'Indigenous Perspectives' (An overview of this month’s issue)
Chris here, editor of AllCreation.org. This month’s issue aspires to begin the process of better understanding Indigenous religious and spiritual views in regards to nature. We focus primarily on Native American views because of easy access to content (in English) and personal relationships.
We are tremendously honored by Vance Blackfox’s invitation to support the protests at Standing Rock. I encourage you to read his letter to AllCreation readers, now. Vance’s writing is of the highest caliber, his cause the highest priority. There are many Indigenous environmental justice struggles today. Standing Rock is the one most relevant to the rights of people in the United States.
Likewise we are honored to have the poem/film “Pre-Occupied” from Heidi E. Erdich and Jonathan Thunder. This piece is an extraordinary artistic experience that will shake your core.
We’ve also received beautiful poetry from Amie King and Phillip Estes -- I cannot recommend Above All, Wild or God is a Wild Animal highly enough. Rev. Priscilla Austin (ELCA) contributes a short on her recognition of the traditional peoples who once occupied the lands where her church is located, in The Doctrine of Discovery.
Like many, I've recently become aware of a whole other aspect of the world we share. I don’t claim to know much yet about Indigenous people, religions or spiritual identities, but i’d like to highlight three themes that resonated with me throughout the process of assembling this month’s AllCreation.

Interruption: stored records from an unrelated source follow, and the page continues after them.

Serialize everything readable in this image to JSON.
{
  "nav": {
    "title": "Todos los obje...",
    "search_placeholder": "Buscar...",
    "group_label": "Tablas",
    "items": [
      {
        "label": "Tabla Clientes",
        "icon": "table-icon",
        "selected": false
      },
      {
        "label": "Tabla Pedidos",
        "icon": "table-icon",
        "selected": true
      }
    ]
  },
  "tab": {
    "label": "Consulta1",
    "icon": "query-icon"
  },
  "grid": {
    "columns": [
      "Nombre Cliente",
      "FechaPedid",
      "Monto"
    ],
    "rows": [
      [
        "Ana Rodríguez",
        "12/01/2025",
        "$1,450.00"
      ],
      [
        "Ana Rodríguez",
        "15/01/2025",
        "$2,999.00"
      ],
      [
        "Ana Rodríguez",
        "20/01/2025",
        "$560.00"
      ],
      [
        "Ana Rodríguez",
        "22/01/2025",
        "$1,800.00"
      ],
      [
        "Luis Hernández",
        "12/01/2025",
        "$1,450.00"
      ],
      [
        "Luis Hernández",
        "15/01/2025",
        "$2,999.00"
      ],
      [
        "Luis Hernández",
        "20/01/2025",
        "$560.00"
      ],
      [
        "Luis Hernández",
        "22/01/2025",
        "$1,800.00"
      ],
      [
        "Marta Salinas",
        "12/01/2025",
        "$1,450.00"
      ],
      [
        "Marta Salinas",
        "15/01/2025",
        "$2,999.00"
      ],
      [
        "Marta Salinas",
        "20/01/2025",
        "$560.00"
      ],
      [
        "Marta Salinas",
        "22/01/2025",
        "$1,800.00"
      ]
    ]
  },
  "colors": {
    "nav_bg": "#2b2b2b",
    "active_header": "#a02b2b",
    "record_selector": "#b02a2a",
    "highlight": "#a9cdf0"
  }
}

“We are the least important part.” This is my favorite underpinning of what I’ve learned about the Iroquois worldview thus far, and it appears to be a common basis for many of the dominant tribes of North America. “The world’s best environmental stewards” are Indigenous people because they cultivate a fundamentally egalitarian relationship with all other things in the Creation. See the video about this in post #1 of this month's video library.
There are thousands of Indigenous cultures today, they are gravely threatened. Indigenous people are still present in practically every country, from Sweden to the Democratic Republic of the Congo. Virtually all of today's indigenous peoples are threatened by the encroachment of industry and the rapid expansion of humanity. For a small, but high quality visual overview on the world’s indigenous peoples check out this gallery by Jimmy Nelson. I've posted a few select photos below. Visit CulturalSurvival.org for a broad overview.
Since 1500 most of the world’s Indigenous peoples have been wrecked ‘by the white man.' The same values are destroying Earth's last indigenous communities today. What are we gaining? A very unsustainable future and the elimination of human cultural diversity. Ironically, the values and beliefs guiding Earth’s Indigenous peoples, aka. “the sustainable peoples” are practically identical to many of those being discovered by today’s leading thinkers in Faith, Science, Spirituality, Conservation, Ethics, and Ecology.
A few photos from Jimmy Nelson:
We hope you enjoy this month’s small collection of articles, poems, letters and more, expressing and regarding Indigenous spiritual views on the Creation. Please read Vance’s letter and support Standing Rock. We look forward to globally positive changes and presenting more in the future!